[Items listed in a dataset]
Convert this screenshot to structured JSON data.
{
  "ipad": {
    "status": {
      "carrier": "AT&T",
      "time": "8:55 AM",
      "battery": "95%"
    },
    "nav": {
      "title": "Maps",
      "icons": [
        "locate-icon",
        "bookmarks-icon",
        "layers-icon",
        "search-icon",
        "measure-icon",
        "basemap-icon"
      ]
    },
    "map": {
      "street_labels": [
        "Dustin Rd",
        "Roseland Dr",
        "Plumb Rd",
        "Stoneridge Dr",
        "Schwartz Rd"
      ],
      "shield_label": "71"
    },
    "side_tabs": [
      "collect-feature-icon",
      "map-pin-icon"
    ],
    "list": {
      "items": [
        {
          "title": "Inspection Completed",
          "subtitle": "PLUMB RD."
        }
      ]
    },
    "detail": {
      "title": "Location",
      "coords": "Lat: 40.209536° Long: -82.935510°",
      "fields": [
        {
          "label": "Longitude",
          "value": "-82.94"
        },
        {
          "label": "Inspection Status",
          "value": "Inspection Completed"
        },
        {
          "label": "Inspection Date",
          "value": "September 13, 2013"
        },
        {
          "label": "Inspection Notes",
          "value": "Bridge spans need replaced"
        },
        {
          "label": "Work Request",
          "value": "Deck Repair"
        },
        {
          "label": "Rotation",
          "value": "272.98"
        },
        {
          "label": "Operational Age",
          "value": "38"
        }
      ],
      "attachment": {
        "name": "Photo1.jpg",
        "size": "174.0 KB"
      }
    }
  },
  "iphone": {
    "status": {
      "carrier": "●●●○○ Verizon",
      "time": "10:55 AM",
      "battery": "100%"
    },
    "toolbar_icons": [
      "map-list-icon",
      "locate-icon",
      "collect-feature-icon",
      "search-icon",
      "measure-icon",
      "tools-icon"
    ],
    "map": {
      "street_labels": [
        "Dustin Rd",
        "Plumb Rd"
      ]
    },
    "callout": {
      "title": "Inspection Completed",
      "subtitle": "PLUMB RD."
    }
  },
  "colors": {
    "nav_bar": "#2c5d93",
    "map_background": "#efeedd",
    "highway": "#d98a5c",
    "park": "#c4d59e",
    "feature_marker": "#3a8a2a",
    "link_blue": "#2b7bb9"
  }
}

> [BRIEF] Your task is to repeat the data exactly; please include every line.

> [EXERCISE RESULT]
Convert this screenshot to structured JSON data.
{
  "ipad": {
    "status": {
      "carrier": "AT&T",
      "time": "8:55 AM",
      "battery": "95%"
    },
    "nav": {
      "title": "Maps",
      "icons": [
        "locate-icon",
        "bookmarks-icon",
        "layers-icon",
        "search-icon",
        "measure-icon",
        "basemap-icon"
      ]
    },
    "map": {
      "street_labels": [
        "Dustin Rd",
        "Roseland Dr",
        "Plumb Rd",
        "Stoneridge Dr",
        "Schwartz Rd"
      ],
      "shield_label": "71"
    },
    "side_tabs": [
      "collect-feature-icon",
      "map-pin-icon"
    ],
    "list": {
      "items": [
        {
          "title": "Inspection Completed",
          "subtitle": "PLUMB RD."
        }
      ]
    },
    "detail": {
      "title": "Location",
      "coords": "Lat: 40.209536° Long: -82.935510°",
      "fields": [
        {
          "label": "Longitude",
          "value": "-82.94"
        },
        {
          "label": "Inspection Status",
          "value": "Inspection Completed"
        },
        {
          "label": "Inspection Date",
          "value": "September 13, 2013"
        },
        {
          "label": "Inspection Notes",
          "value": "Bridge spans need replaced"
        },
        {
          "label": "Work Request",
          "value": "Deck Repair"
        },
        {
          "label": "Rotation",
          "value": "272.98"
        },
        {
          "label": "Operational Age",
          "value": "38"
        }
      ],
      "attachment": {
        "name": "Photo1.jpg",
        "size": "174.0 KB"
      }
    }
  },
  "iphone": {
    "status": {
      "carrier": "●●●○○ Verizon",
      "time": "10:55 AM",
      "battery": "100%"
    },
    "toolbar_icons": [
      "map-list-icon",
      "locate-icon",
      "collect-feature-icon",
      "search-icon",
      "measure-icon",
      "tools-icon"
    ],
    "map": {
      "street_labels": [
        "Dustin Rd",
        "Plumb Rd"
      ]
    },
    "callout": {
      "title": "Inspection Completed",
      "subtitle": "PLUMB RD."
    }
  },
  "colors": {
    "nav_bar": "#2c5d93",
    "map_background": "#efeedd",
    "highway": "#d98a5c",
    "park": "#c4d59e",
    "feature_marker": "#3a8a2a",
    "link_blue": "#2b7bb9"
  }
}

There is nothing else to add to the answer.